▶ _TASK_: Locate all lines in the data below that hold "Throughput" and show them.

▶ _TASK MATERIAL_:
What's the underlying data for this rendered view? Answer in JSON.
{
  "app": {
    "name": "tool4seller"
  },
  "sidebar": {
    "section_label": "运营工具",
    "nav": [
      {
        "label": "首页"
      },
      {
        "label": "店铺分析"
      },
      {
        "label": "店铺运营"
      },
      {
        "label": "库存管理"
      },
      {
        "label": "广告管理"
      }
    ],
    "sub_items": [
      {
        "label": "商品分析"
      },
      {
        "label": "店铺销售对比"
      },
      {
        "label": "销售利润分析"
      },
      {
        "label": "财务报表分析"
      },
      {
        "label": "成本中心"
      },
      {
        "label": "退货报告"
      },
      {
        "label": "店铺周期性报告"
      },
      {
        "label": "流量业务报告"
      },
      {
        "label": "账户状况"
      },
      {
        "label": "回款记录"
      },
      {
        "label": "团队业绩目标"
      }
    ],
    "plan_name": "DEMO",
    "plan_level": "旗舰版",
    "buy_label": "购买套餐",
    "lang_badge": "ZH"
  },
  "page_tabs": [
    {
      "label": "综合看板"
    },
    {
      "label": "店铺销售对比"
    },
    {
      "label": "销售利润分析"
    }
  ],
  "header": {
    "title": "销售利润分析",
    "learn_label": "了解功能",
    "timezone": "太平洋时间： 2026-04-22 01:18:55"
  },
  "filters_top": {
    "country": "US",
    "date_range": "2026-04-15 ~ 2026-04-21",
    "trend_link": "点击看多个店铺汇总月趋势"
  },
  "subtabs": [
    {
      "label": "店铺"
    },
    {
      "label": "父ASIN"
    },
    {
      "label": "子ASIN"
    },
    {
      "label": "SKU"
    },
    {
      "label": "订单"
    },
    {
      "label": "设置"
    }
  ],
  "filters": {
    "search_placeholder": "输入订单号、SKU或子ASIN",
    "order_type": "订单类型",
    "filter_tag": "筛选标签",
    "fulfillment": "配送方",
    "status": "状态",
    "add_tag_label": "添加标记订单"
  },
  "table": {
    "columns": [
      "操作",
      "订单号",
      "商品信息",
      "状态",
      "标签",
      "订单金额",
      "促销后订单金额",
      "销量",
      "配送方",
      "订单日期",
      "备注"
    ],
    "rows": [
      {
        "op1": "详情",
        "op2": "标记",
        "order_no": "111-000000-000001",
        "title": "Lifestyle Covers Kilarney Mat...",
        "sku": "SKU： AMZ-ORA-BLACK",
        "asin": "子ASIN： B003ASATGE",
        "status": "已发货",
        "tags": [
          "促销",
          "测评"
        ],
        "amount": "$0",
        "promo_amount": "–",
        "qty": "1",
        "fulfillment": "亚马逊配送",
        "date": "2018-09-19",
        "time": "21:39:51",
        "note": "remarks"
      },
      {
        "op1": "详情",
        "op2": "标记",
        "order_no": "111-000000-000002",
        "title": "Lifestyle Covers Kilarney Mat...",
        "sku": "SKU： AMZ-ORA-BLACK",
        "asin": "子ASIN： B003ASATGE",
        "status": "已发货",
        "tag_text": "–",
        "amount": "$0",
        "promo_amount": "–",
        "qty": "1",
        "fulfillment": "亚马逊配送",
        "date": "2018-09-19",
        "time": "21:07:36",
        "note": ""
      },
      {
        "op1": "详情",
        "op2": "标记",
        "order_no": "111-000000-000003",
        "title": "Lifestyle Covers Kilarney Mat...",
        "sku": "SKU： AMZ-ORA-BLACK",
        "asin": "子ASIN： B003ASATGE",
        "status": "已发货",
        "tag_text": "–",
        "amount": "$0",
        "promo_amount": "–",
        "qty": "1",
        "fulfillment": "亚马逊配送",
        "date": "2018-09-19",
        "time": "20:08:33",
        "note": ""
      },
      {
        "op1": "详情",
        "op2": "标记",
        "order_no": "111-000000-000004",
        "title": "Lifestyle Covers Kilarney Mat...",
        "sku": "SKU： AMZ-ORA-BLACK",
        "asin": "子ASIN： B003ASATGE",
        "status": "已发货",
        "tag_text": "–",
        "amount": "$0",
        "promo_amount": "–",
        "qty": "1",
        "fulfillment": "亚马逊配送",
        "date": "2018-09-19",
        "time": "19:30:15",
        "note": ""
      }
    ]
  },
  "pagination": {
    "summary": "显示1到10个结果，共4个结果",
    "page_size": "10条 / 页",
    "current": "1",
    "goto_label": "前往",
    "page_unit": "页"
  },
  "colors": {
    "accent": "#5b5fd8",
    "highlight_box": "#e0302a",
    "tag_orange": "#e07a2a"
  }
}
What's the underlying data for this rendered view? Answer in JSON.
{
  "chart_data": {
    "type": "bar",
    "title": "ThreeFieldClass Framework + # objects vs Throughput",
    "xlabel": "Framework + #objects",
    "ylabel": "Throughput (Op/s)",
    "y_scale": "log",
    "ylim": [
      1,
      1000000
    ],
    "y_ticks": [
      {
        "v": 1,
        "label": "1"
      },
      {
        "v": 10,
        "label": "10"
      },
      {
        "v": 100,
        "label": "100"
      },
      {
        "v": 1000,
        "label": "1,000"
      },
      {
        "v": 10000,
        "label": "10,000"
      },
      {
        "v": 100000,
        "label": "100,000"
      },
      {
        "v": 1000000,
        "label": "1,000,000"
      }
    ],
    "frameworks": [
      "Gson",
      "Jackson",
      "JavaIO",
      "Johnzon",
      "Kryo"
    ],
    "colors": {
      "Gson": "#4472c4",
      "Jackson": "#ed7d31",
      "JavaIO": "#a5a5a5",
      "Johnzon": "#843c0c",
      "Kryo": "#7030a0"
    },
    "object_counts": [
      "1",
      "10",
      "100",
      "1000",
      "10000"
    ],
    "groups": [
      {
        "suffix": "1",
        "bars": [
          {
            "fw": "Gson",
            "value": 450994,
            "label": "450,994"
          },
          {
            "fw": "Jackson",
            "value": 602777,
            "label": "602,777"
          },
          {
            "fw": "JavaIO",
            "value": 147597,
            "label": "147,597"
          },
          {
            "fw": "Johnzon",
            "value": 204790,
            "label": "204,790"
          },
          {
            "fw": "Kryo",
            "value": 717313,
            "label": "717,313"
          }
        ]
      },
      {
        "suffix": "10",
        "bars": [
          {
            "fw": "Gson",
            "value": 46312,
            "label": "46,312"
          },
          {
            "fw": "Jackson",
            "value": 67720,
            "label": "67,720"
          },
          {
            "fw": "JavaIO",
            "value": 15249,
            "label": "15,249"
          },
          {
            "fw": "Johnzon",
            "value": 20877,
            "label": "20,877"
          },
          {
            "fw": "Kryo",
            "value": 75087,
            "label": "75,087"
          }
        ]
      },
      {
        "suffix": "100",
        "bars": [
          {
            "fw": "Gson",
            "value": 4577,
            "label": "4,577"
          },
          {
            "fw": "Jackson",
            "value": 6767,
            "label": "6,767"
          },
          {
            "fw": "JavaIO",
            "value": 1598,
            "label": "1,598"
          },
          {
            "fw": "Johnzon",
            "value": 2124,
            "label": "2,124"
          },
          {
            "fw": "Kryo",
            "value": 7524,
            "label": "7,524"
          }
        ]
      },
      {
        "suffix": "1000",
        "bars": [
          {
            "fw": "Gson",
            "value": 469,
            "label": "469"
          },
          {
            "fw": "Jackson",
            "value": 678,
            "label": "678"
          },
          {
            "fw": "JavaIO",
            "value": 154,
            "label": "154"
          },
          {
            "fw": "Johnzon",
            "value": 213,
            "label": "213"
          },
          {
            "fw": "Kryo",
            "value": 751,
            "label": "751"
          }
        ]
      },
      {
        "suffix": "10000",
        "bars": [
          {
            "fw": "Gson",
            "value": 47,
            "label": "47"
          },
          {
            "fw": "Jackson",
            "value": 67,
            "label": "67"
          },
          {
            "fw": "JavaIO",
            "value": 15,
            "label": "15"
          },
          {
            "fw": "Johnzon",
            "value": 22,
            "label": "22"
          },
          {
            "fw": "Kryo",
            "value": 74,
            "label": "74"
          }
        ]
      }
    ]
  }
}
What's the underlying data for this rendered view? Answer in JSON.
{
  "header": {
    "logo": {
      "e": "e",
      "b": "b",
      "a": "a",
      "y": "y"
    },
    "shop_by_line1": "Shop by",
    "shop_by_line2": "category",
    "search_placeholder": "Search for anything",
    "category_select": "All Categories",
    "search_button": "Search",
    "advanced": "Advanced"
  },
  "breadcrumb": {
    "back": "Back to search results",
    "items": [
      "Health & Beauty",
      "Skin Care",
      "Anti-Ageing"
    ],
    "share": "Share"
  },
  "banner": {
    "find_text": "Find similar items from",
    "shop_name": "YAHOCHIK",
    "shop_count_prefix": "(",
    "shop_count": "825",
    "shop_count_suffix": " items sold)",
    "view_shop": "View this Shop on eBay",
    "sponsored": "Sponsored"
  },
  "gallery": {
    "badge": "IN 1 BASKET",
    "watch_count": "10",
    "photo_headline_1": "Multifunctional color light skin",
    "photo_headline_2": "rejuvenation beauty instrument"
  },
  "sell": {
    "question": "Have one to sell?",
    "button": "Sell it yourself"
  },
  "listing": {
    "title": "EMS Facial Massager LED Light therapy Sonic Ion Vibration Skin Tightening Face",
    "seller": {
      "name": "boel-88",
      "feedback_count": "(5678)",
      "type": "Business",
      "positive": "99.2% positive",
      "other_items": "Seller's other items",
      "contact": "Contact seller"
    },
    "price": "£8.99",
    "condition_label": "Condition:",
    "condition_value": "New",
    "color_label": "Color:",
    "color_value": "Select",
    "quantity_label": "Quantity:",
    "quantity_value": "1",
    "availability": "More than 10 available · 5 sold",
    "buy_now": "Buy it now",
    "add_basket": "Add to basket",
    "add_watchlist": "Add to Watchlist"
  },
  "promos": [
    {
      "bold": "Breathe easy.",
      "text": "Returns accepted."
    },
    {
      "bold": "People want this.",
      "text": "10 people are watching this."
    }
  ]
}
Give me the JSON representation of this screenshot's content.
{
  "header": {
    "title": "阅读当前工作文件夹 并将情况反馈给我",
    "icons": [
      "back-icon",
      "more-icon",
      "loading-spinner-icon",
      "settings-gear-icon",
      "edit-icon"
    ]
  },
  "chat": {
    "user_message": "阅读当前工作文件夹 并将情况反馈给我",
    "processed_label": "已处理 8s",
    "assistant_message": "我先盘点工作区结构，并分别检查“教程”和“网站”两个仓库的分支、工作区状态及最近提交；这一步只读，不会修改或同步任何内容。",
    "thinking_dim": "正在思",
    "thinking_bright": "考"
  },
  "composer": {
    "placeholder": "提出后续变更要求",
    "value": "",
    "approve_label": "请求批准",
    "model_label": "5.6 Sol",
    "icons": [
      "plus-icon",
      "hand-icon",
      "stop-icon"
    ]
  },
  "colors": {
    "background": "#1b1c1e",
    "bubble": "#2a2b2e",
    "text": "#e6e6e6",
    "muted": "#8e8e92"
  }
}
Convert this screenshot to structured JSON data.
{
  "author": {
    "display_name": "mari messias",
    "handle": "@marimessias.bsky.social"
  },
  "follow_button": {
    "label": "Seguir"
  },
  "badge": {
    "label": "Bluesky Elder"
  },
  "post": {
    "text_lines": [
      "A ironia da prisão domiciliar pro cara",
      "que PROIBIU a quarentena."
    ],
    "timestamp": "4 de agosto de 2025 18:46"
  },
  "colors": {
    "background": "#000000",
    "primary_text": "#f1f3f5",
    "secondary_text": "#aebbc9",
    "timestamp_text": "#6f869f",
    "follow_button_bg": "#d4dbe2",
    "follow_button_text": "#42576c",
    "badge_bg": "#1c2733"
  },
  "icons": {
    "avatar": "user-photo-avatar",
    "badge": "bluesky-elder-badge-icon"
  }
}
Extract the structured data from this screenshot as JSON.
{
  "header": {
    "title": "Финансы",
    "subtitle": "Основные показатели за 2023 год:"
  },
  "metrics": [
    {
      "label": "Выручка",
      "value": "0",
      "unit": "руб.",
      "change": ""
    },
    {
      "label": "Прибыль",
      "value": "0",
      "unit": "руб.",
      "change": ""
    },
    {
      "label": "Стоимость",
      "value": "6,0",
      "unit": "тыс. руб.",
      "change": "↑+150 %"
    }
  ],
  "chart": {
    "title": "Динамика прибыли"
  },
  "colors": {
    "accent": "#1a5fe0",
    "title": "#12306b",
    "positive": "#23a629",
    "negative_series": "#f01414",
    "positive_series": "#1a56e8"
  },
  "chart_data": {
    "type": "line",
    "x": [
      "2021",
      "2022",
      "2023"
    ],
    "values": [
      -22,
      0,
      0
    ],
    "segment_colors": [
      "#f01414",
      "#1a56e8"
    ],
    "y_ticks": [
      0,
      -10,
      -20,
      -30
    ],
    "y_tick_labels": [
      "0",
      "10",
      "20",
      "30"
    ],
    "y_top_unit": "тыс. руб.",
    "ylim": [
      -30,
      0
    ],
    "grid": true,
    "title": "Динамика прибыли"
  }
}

▶ _RESPONSE_:
    "title": "ThreeFieldClass Framework + # objects vs Throughput",
    "ylabel": "Throughput (Op/s)",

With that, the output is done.